Web page and app entries.
================================

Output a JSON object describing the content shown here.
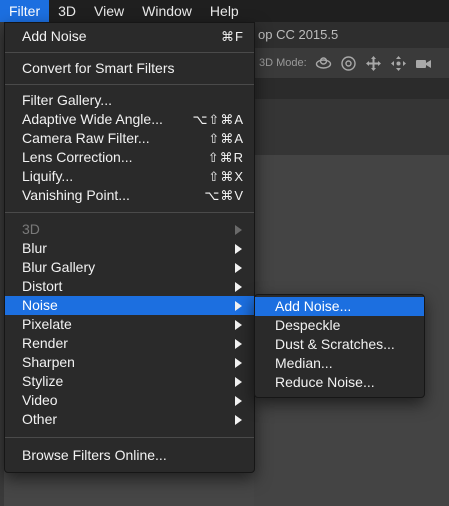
{
  "menubar": {
    "items": [
      {
        "label": "Filter",
        "active": true
      },
      {
        "label": "3D",
        "active": false
      },
      {
        "label": "View",
        "active": false
      },
      {
        "label": "Window",
        "active": false
      },
      {
        "label": "Help",
        "active": false
      }
    ]
  },
  "app": {
    "title_fragment": "op CC 2015.5",
    "mode_label": "3D Mode:",
    "tool_icons": [
      "orbit-icon",
      "roll-icon",
      "pan-icon",
      "slide-icon",
      "video-camera-icon"
    ]
  },
  "filter_menu": {
    "add_noise": {
      "label": "Add Noise",
      "shortcut": "⌘F"
    },
    "convert": {
      "label": "Convert for Smart Filters"
    },
    "filter_gallery": {
      "label": "Filter Gallery..."
    },
    "adaptive_wide_angle": {
      "label": "Adaptive Wide Angle...",
      "shortcut": "⌥⇧⌘A"
    },
    "camera_raw": {
      "label": "Camera Raw Filter...",
      "shortcut": "⇧⌘A"
    },
    "lens_correction": {
      "label": "Lens Correction...",
      "shortcut": "⇧⌘R"
    },
    "liquify": {
      "label": "Liquify...",
      "shortcut": "⇧⌘X"
    },
    "vanishing_point": {
      "label": "Vanishing Point...",
      "shortcut": "⌥⌘V"
    },
    "submenus": [
      {
        "label": "3D",
        "disabled": true
      },
      {
        "label": "Blur",
        "disabled": false
      },
      {
        "label": "Blur Gallery",
        "disabled": false
      },
      {
        "label": "Distort",
        "disabled": false
      },
      {
        "label": "Noise",
        "disabled": false,
        "highlighted": true
      },
      {
        "label": "Pixelate",
        "disabled": false
      },
      {
        "label": "Render",
        "disabled": false
      },
      {
        "label": "Sharpen",
        "disabled": false
      },
      {
        "label": "Stylize",
        "disabled": false
      },
      {
        "label": "Video",
        "disabled": false
      },
      {
        "label": "Other",
        "disabled": false
      }
    ],
    "browse_online": {
      "label": "Browse Filters Online..."
    }
  },
  "noise_submenu": {
    "items": [
      {
        "label": "Add Noise...",
        "highlighted": true
      },
      {
        "label": "Despeckle",
        "highlighted": false
      },
      {
        "label": "Dust & Scratches...",
        "highlighted": false
      },
      {
        "label": "Median...",
        "highlighted": false
      },
      {
        "label": "Reduce Noise...",
        "highlighted": false
      }
    ]
  },
  "colors": {
    "highlight": "#1c6fe0",
    "menu_bg": "#2a2a2a",
    "menubar_bg": "#1f1f1f"
  }
}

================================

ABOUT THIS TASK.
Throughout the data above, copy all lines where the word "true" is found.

RESULT.
        "active": true
        "disabled": true
        "highlighted": true
        "highlighted": true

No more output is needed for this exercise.